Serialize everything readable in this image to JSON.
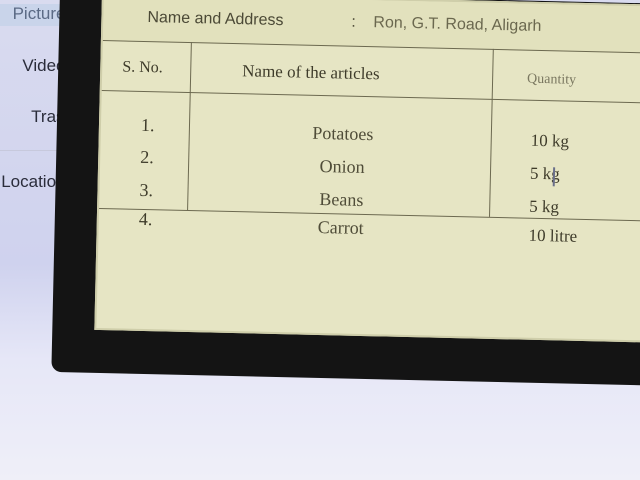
{
  "sidebar": {
    "items": [
      {
        "label": "Pictures"
      },
      {
        "label": "Videos"
      },
      {
        "label": "Trash"
      },
      {
        "label": "Other Locations"
      }
    ]
  },
  "document": {
    "header": {
      "label": "Name and Address",
      "separator": ":",
      "value": "Ron, G.T. Road, Aligarh"
    },
    "table": {
      "columns": [
        "S. No.",
        "Name of the articles",
        "Quantity"
      ],
      "rows": [
        {
          "sno": "1.",
          "name": "Potatoes",
          "qty": "10 kg"
        },
        {
          "sno": "2.",
          "name": "Onion",
          "qty": "5 kg"
        },
        {
          "sno": "3.",
          "name": "Beans",
          "qty": "5 kg"
        },
        {
          "sno": "4.",
          "name": "Carrot",
          "qty": "10 litre"
        }
      ]
    }
  }
}
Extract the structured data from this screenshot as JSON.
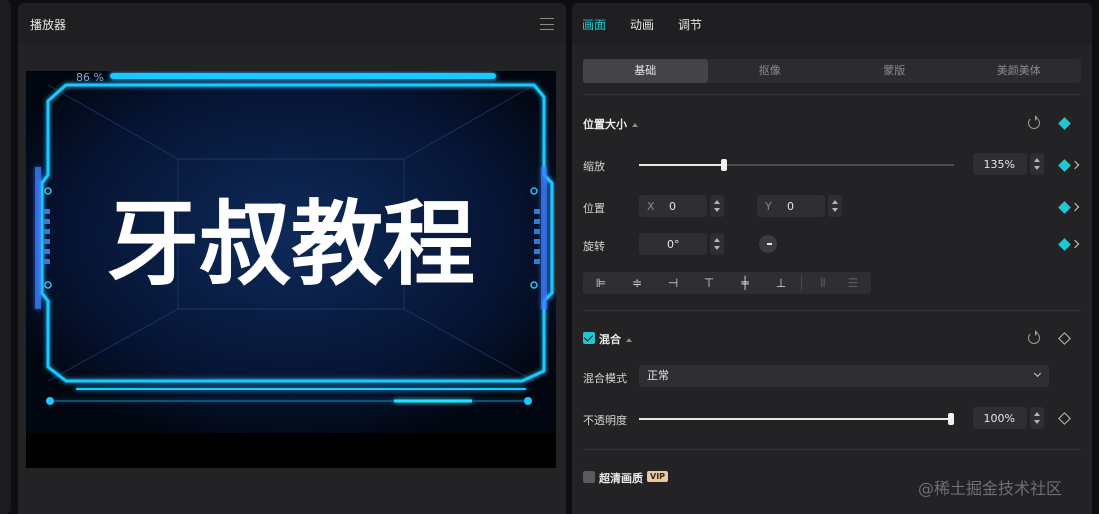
{
  "player": {
    "title": "播放器",
    "canvas": {
      "text": "牙叔教程",
      "percent_label": "86 %",
      "accent": "#1ec8ff"
    }
  },
  "props": {
    "tabs": [
      {
        "label": "画面",
        "active": true
      },
      {
        "label": "动画",
        "active": false
      },
      {
        "label": "调节",
        "active": false
      }
    ],
    "segments": [
      {
        "label": "基础",
        "active": true
      },
      {
        "label": "抠像",
        "active": false
      },
      {
        "label": "蒙版",
        "active": false
      },
      {
        "label": "美颜美体",
        "active": false
      }
    ],
    "position_size": {
      "section_label": "位置大小",
      "scale": {
        "label": "缩放",
        "value": "135%",
        "level": 0.27
      },
      "position": {
        "label": "位置",
        "x_label": "X",
        "x_value": "0",
        "y_label": "Y",
        "y_value": "0"
      },
      "rotation": {
        "label": "旋转",
        "value": "0°"
      }
    },
    "blend": {
      "section_label": "混合",
      "checked": true,
      "mode_label": "混合模式",
      "mode_value": "正常",
      "opacity_label": "不透明度",
      "opacity_value": "100%",
      "opacity_level": 1.0
    },
    "hd": {
      "label": "超清画质",
      "checked": false,
      "badge": "VIP"
    },
    "colors": {
      "accent": "#1fc7d1",
      "panel": "#232326",
      "control": "#2f2f33"
    }
  },
  "watermark": "@稀土掘金技术社区"
}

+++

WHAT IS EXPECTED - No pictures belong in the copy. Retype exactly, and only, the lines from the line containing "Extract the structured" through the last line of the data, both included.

TASK SOLUTION -
Extract the structured data from this screenshot as JSON.
{
  "player": {
    "title": "播放器",
    "canvas": {
      "text": "牙叔教程",
      "percent_label": "86 %",
      "accent": "#1ec8ff"
    }
  },
  "props": {
    "tabs": [
      {
        "label": "画面",
        "active": true
      },
      {
        "label": "动画",
        "active": false
      },
      {
        "label": "调节",
        "active": false
      }
    ],
    "segments": [
      {
        "label": "基础",
        "active": true
      },
      {
        "label": "抠像",
        "active": false
      },
      {
        "label": "蒙版",
        "active": false
      },
      {
        "label": "美颜美体",
        "active": false
      }
    ],
    "position_size": {
      "section_label": "位置大小",
      "scale": {
        "label": "缩放",
        "value": "135%",
        "level": 0.27
      },
      "position": {
        "label": "位置",
        "x_label": "X",
        "x_value": "0",
        "y_label": "Y",
        "y_value": "0"
      },
      "rotation": {
        "label": "旋转",
        "value": "0°"
      }
    },
    "blend": {
      "section_label": "混合",
      "checked": true,
      "mode_label": "混合模式",
      "mode_value": "正常",
      "opacity_label": "不透明度",
      "opacity_value": "100%",
      "opacity_level": 1.0
    },
    "hd": {
      "label": "超清画质",
      "checked": false,
      "badge": "VIP"
    },
    "colors": {
      "accent": "#1fc7d1",
      "panel": "#232326",
      "control": "#2f2f33"
    }
  },
  "watermark": "@稀土掘金技术社区"
}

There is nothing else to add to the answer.